Please take a look at our blog posts as many address methodological questions related to the QuIP.
Do also check Who we work with as some reports are published here.
Example QuIP study reports
- Tearfund produced their own report from a QuIP study undertaken in Uganda to understand the contribution of local church community mobilisation projects; Flourishing churches, flourishing communities: Church and community mobilisation in Uganda, ,
- C&A in Mexico commissioned a QuIP study to understand the impact of a programme to improve the working conditions and wellbeing of textile and apparel factories in Central Mexico, Read their report here: C&A Foundation, Mexico
- Two older reports from the initial DFID Assessing Rural Transformations research project (2012-2015) are also available: Ethiopia, Self Help Africa and Malawi, Self Help Africa
Publications and briefing papers
Shorter introductions and guidelines:
- The QuIP briefing paper – an accessible methodological guide which outlines the QuIP approach in the context of other similar evaluation methods, the best place to start!

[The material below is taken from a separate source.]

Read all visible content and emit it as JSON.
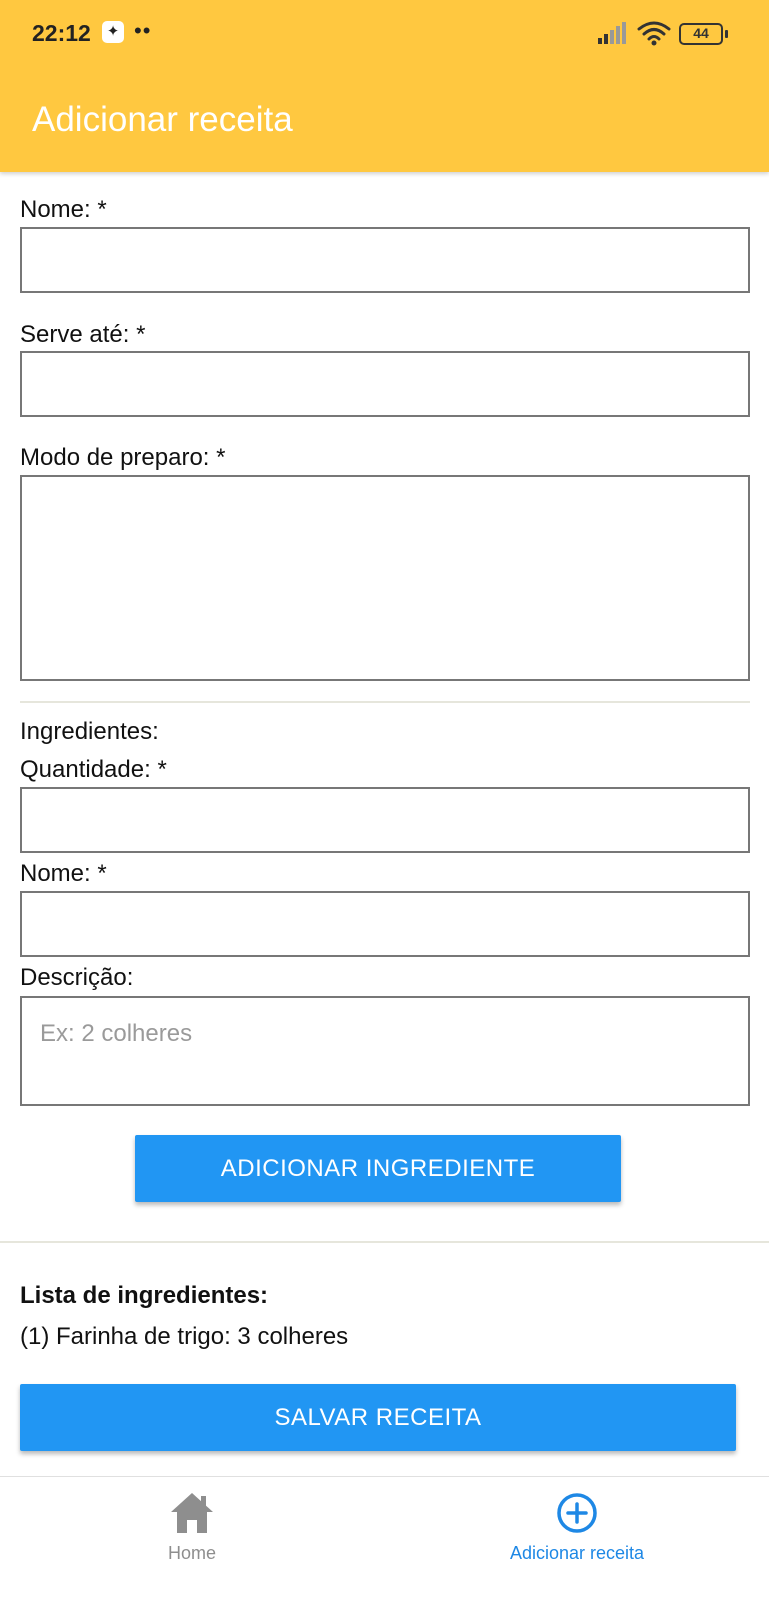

- QuIP compared to thirty other approaches to impact evaluation – a brief look at how QuIP is inspired by, fits in with and compares to other well used approaches.

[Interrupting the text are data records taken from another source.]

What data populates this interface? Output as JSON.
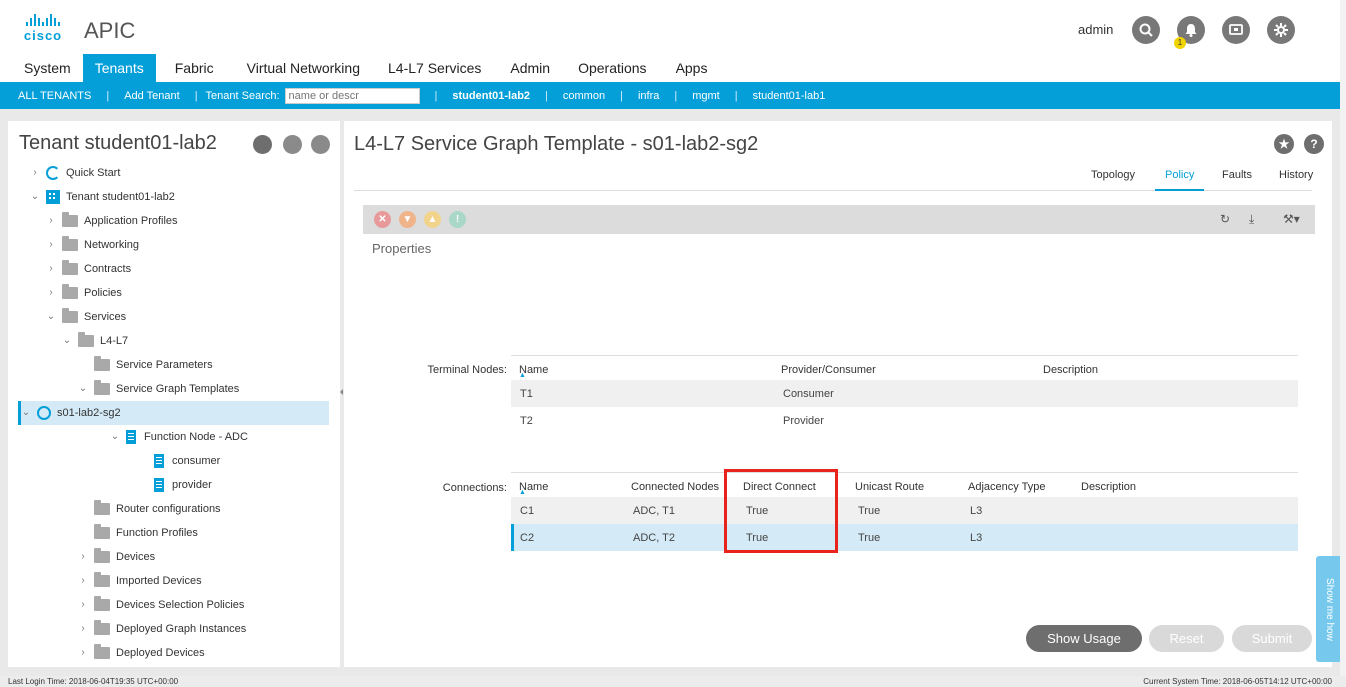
{
  "header": {
    "logo_text": "cisco",
    "app_name": "APIC",
    "user": "admin",
    "notification_count": "1",
    "icons": [
      "search-icon",
      "bell-icon",
      "monitor-icon",
      "gear-icon"
    ]
  },
  "nav": {
    "tabs": [
      "System",
      "Tenants",
      "Fabric",
      "Virtual Networking",
      "L4-L7 Services",
      "Admin",
      "Operations",
      "Apps"
    ],
    "active": "Tenants"
  },
  "subnav": {
    "all_tenants": "ALL TENANTS",
    "add_tenant": "Add Tenant",
    "search_label": "Tenant Search:",
    "search_placeholder": "name or descr",
    "tenants": [
      "student01-lab2",
      "common",
      "infra",
      "mgmt",
      "student01-lab1"
    ],
    "current": "student01-lab2"
  },
  "left": {
    "title": "Tenant student01-lab2",
    "tree": [
      {
        "label": "Quick Start",
        "chev": "›",
        "icon": "quick-start-icon"
      },
      {
        "label": "Tenant student01-lab2",
        "chev": "⌄",
        "icon": "tenant-icon"
      },
      {
        "label": "Application Profiles",
        "chev": "›",
        "icon": "folder-icon"
      },
      {
        "label": "Networking",
        "chev": "›",
        "icon": "folder-icon"
      },
      {
        "label": "Contracts",
        "chev": "›",
        "icon": "folder-icon"
      },
      {
        "label": "Policies",
        "chev": "›",
        "icon": "folder-icon"
      },
      {
        "label": "Services",
        "chev": "⌄",
        "icon": "folder-icon"
      },
      {
        "label": "L4-L7",
        "chev": "⌄",
        "icon": "folder-icon"
      },
      {
        "label": "Service Parameters",
        "chev": "",
        "icon": "folder-icon"
      },
      {
        "label": "Service Graph Templates",
        "chev": "⌄",
        "icon": "folder-icon"
      },
      {
        "label": "s01-lab2-sg2",
        "chev": "⌄",
        "icon": "service-graph-icon"
      },
      {
        "label": "Function Node - ADC",
        "chev": "⌄",
        "icon": "document-icon"
      },
      {
        "label": "consumer",
        "chev": "",
        "icon": "document-icon"
      },
      {
        "label": "provider",
        "chev": "",
        "icon": "document-icon"
      },
      {
        "label": "Router configurations",
        "chev": "",
        "icon": "folder-icon"
      },
      {
        "label": "Function Profiles",
        "chev": "",
        "icon": "folder-icon"
      },
      {
        "label": "Devices",
        "chev": "›",
        "icon": "folder-icon"
      },
      {
        "label": "Imported Devices",
        "chev": "›",
        "icon": "folder-icon"
      },
      {
        "label": "Devices Selection Policies",
        "chev": "›",
        "icon": "folder-icon"
      },
      {
        "label": "Deployed Graph Instances",
        "chev": "›",
        "icon": "folder-icon"
      },
      {
        "label": "Deployed Devices",
        "chev": "›",
        "icon": "folder-icon"
      }
    ]
  },
  "main": {
    "title": "L4-L7 Service Graph Template - s01-lab2-sg2",
    "tabs": [
      "Topology",
      "Policy",
      "Faults",
      "History"
    ],
    "active_tab": "Policy",
    "properties_label": "Properties",
    "terminal_nodes": {
      "label": "Terminal Nodes:",
      "columns": [
        "Name",
        "Provider/Consumer",
        "Description"
      ],
      "rows": [
        [
          "T1",
          "Consumer",
          ""
        ],
        [
          "T2",
          "Provider",
          ""
        ]
      ]
    },
    "connections": {
      "label": "Connections:",
      "columns": [
        "Name",
        "Connected Nodes",
        "Direct Connect",
        "Unicast Route",
        "Adjacency Type",
        "Description"
      ],
      "rows": [
        [
          "C1",
          "ADC, T1",
          "True",
          "True",
          "L3",
          ""
        ],
        [
          "C2",
          "ADC, T2",
          "True",
          "True",
          "L3",
          ""
        ]
      ]
    },
    "buttons": {
      "show_usage": "Show Usage",
      "reset": "Reset",
      "submit": "Submit"
    }
  },
  "show_me_how": "Show me how",
  "footer": {
    "last_login": "Last Login Time: 2018-06-04T19:35 UTC+00:00",
    "current_time": "Current System Time: 2018-06-05T14:12 UTC+00:00"
  },
  "colors": {
    "accent": "#049fd9",
    "highlight": "#e8231c"
  }
}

- A brief guide to QuIP sampling
- QuIP and the Yin/Yang of Quant and Qual: How to navigate QuIP visualisations – A paper to be used alongside QuIP reports to help with the understanding of visualisations and the vexed issue of quantifying qualitative data.
Prefer to listen?
- A lecture for the Centre of Excellence for Development Impact and Learning (CEDIL, July 2018) – Development Impact Attribution: Mental Models and Methods in ‘Mixed Marriage’ Evaluations, James Copestake (Professor of international development at the University of Bath)
- A recorded QuIP presentation – Cautionary tales of complex causation: Qualitative and mixed method impact assessment of climate change and livelihood transformations in Africa
More in-depth articles:
- Social impact investment and the attribution challenge – a CDS workshop report, including a comprehensive inventory of tools available for assessing the social effects of impact investment.
- Managing relationships in qualitative impact evaluation to improve development outcomes: QuIP choreography as a case study. August 2016 Working Paper focusing on the ethical, political and technical implications of the ‘blinding’ and ‘unblinding’ of researchers and respondents in QuIP studies. Now published in the journal Evaluation, Volume 24 Issue 2, April 2018
- Credible impact evaluation in complex contexts. James Copestake’s article in the journal Evaluation
- Assessing rural transformations: piloting a qualitative impact protocol in Malawi and Ethiopia – James Copestake and Fiona Remnant’s chapter in the book: Mixed Methods Research in Poverty and Vulnerability, Edited by K. Roelen and L. Camfield.
A manual for commissioners and field researchers carrying out QuIP studies, including example questionnaires.
*Please note these guidelines were developed during the Assessing Rural Transformations (ART) project (2012-2015). Updated guidelines will be published later in 2018, sign up to our newsletter to receive notification of publication – Sign up